*Proof. *By the definition of -core and -core, we have to show that . Let . Then, for given , for all and for large it follows from the definition of that
We can write
Since (46) holds, for given , we get that
for all . Thus we have
Equation (49) yields
Taking in (48) and using (51), one obtains . Since is arbitrary, we obtain .

Corollary 8. *If (46) holds and is -convergent, then is convergent.*

Finally, we define the concepts of -almost uniformly positive and -almost absolutely equivalent and establish a theorem related to these concepts.

*Definition 9. *A matrix is said to be -*almost uniformly positive*, denoted by -uniformly positive, if

*Definition 10. *Let and be two -regular matrices and
Then and are said to be -*almost absolutely equivalent*, denoted by -absolutely equivalent, on whenever ; that is, either and both tend to the same -limit or neither of them tends to a -limit, but their difference tends to -limit zero.

Before proceeding further, first we state the following lemma which we will use to our next result.

Lemma 11. *For , if , then .*

Proof of the lemma is straightforward and thus omitted.

Theorem 12. *Let be a -regular matrix.

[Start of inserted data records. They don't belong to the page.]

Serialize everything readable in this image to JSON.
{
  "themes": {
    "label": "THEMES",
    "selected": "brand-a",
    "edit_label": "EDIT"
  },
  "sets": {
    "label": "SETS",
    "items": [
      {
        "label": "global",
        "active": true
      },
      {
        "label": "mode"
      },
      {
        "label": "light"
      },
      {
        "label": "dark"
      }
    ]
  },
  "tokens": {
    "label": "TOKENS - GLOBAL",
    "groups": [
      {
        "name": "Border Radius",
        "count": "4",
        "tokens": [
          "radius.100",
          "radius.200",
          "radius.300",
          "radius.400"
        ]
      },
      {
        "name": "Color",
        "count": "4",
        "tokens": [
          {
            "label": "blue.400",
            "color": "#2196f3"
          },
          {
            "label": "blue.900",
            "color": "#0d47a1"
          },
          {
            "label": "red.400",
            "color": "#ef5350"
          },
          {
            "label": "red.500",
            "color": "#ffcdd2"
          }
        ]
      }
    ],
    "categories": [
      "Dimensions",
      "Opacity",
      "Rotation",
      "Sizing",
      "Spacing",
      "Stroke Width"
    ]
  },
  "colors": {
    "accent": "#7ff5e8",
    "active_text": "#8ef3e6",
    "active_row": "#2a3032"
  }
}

Then, for all if and only if there is a -regular matrix such that is -uniformly positive and -absolutely equivalent with on .*

*Proof. *Let there be a -regular matrix such that is -uniformly positive and -absolutely equivalent with on . Then, by (53) and -absolutely equivalent of and , we have
uniformly in . Now, by Lemma 11, for all . By Theorem 6, we have , since is arbitrary.

Conversely, let for all . Then by Theorem 6, is -uniformly positive. Now we define a matrix as
for all , , , . Then it is easy to see that is -regular since is -regular, and
Further
Since is -regular, we have by (57) that
Thus is -uniformly positive. Further, it follows from (56) that and are -absolutely equivalent.

#### Conflict of Interests

The authors declare that there is no conflict of interests regarding the publication of this paper.

#### Acknowledgment

This work was funded by the Deanship of Scientific Research (DSR), King Abdulaziz University, Jeddah, under Grant no. (130-265-D1435). The authors, therefore, acknowledge with thanks DSR technical and financial support.